In five years, I see myself staying in the automotive industry. However, my goal is currently to move up into management. To do that I want to gain more experience in my department of vehicle energy management. Aerodynamics is an important part of how much energy a car needs to meet customer expectations but so is weight, thermal cooling, fuel economy, and more. As such, to achieve that goal of moving into management, I see myself moving into one or more of these other groups to gain a better understanding of the entirety of energy management in our vehicles.
Advice for Young Students
- Knowing what you know now, if you could give your younger self one tip or piece of advice, what would it be?
Make sure you have fun and don’t be so hard on yourself. I was always a very stressed-out kid, everything seemed to be the end of the world if it didn’t go my way. Looking back now, I realized that the pressure I put on myself was not worth it. Sure, you need to work hard to achieve your goals, but life is not always going to go your way. So, take things as they come and try to enjoy the ride.
Not sure if my younger self would have listened to this, but I wish she would have.
What advice do you have for high school students who are interested in automotive, but unsure if it’s the career for them?
Seek out opportunities for exposure into the field early and often. Many students enter college with very little idea of what they want to do and if they do have some idea, many don’t have a clear view of what that may actually look like. There are so many programs, groups, and professionals out there willing to talk to students about their job or field. By seeking out these types of opportunities, students can better understand not only what they are interested in but they can picture what it is they are working toward, which can sometimes get washed out in the stress of high school and early college.
- What was the best piece of advice you were ever given?

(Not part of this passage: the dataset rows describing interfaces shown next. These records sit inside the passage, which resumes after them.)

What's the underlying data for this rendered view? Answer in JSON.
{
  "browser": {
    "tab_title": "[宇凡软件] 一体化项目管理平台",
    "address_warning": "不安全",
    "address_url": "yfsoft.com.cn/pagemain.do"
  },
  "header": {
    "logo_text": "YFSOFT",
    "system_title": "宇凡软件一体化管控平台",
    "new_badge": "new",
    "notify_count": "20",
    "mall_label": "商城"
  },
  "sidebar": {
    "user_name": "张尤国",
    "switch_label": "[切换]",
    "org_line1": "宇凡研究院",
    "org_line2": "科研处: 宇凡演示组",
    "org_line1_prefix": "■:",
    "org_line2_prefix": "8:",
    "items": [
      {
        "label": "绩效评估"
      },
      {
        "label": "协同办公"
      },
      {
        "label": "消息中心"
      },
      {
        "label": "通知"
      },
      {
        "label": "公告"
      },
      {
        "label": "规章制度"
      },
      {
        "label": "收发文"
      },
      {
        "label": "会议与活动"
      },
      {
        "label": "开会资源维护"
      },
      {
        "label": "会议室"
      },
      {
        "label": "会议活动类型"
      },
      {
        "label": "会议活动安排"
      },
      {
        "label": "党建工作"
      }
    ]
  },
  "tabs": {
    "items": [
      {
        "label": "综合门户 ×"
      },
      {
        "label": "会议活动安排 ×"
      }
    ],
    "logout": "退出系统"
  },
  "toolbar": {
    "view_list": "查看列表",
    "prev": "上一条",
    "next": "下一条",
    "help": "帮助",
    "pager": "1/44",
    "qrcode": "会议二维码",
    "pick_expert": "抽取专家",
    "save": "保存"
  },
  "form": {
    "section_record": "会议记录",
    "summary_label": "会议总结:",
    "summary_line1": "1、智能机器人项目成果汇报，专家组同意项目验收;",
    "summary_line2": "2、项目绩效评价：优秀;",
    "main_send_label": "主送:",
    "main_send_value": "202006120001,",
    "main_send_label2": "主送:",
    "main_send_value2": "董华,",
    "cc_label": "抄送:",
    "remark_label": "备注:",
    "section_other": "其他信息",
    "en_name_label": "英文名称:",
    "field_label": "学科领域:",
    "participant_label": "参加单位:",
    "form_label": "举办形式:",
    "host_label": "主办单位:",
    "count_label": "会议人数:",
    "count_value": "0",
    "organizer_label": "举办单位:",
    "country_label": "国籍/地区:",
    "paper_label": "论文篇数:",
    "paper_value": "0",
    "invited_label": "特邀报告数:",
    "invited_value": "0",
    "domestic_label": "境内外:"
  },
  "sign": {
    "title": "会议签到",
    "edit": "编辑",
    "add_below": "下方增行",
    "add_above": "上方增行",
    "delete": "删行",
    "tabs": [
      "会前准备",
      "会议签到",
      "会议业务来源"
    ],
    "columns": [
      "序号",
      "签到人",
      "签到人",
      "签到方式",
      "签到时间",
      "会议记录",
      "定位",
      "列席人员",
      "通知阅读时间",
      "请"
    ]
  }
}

That it is okay to say no. I feel like so many times people tell you, “Say yes to everything and you will find out what you love,” but that is not really feasible. If you say yes to everything you will end up selling yourself short in everything. Give yourself a chance to succeed by focusing on those projects or groups that you are passionate about. And then if you find out it’s not what you thought, it’s okay to say, “Nope, not for me” and try something else. I wish I learned this earlier in life. I spread myself so thin in high school and early college that I forgot what I was doing it all for and I forgot to stop and enjoy it.
- What do you love about working in the automotive industry (and specifically the automotive industry in Michigan)?
I love the people. Every day I get to work with people who are passionate about our products and do their best to reach and exceed the expectations of our customers. Working with these types of people is inspiring and it pushes me to do my best every day and learn to be better.
- Do you participate in any organizations outside of work? Or have any hobbies (unrelated to automotive)? Do you feel the work-life balance in the auto industry allows you to continue these passions?
The biggest group I participate in outside of work is with FIRST Robotics. In high school, I participated in FIRST as a student and it showed me that being an engineer was the right path for me. Since I started at Ford I have been volunteering at various competitions in Southeast Michigan and have become a member of the Ford FIRST Board, which works to sponsor over 90 high school teams.
My experience with Ford has been that I have had no issues participating in any sort of volunteer event that I am passionate about both during and outside of work hours.